EK: Mariko Mori has been a significant influence on my artistic practice. Her work in the 1990s, which intricately wove together technology and spirituality, often featured her as various fictional characters and mythical entities. Her approach to 'cosplay' in art, where she explores visual culture, history, and the future while crossing the boundaries of self-identity, has inspired my exploration of similar themes in my own work.

AM: With NFTs, digital art is now part of the art market. When you create an NFT collection, do you have the art market in mind?

EK: Certainly, marketing in the artistic sphere is often undervalued, yet I see it as crucial. When buying art, personal appreciation is paramount, followed by the artist's skill in marketing. My ambition is to keep creating into my later years; thus, I craft my works with market support in mind, having had wonderful encounters with collectors worldwide.

I focus on offering a range of artworks at varying prices and ensuring past works are accessible on my website. While considering tokenomics to avoid oversaturation, my desire to be prolific persists, aiming to one day present a vast variety of my works at a museum.

AM: What is your advice for artists who are thinking about embracing NFTs and AI?

EK: Keeping up with new tools and finding expression through them can be exciting, offering the potential to capture attention. However, creating timeless work likely involves reflecting your personal experiences and thoughts within a strong message.

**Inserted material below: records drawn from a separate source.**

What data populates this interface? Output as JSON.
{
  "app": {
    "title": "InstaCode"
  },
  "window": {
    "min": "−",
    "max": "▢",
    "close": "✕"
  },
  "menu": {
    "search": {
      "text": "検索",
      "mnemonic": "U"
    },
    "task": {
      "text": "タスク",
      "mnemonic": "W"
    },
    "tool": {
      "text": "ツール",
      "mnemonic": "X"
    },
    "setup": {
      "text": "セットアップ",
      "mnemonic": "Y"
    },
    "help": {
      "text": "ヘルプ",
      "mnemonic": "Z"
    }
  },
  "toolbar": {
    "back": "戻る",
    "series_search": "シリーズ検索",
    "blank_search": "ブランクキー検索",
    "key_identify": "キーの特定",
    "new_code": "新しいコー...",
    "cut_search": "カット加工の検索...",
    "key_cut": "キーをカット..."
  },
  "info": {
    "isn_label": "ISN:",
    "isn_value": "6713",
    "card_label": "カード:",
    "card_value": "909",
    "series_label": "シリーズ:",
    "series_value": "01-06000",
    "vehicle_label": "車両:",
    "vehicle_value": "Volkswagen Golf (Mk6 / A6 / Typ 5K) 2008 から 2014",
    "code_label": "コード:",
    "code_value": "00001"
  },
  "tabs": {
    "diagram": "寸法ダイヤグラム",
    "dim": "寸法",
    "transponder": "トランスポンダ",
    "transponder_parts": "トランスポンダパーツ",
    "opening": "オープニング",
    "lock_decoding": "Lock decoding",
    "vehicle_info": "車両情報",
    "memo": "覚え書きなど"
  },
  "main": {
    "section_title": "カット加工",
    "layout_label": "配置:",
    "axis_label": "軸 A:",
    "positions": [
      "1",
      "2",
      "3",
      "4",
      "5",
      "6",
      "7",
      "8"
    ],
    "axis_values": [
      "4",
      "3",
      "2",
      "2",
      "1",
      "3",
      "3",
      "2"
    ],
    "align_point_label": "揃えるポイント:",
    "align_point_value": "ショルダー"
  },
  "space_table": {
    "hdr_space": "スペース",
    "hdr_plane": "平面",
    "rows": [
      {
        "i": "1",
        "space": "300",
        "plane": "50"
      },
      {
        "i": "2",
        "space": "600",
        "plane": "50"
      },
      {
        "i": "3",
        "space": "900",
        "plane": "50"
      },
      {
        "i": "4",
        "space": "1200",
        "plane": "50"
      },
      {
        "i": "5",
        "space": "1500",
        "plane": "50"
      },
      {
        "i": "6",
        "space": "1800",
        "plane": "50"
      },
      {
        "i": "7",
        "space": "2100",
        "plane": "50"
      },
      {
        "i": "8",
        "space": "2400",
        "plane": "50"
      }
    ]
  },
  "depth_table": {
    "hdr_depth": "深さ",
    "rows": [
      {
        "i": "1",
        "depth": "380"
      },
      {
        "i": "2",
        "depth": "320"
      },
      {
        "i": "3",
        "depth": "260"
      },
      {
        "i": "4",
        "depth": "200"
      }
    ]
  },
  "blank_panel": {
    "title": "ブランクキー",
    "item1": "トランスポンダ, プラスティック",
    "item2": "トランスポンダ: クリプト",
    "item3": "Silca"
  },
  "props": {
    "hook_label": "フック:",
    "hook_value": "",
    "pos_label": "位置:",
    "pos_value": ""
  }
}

It's crucial to contemplate the underlying message of your art. Don't be deterred by a lack of technical savvy; even simple tools like Chat GPT can produce unique pieces.

Recently, the ability to craft complex custom models was highly valued, but not anymore, as demonstrated by artists like Niceaunties. The power of prompting is immense; try spending a day experimenting with it.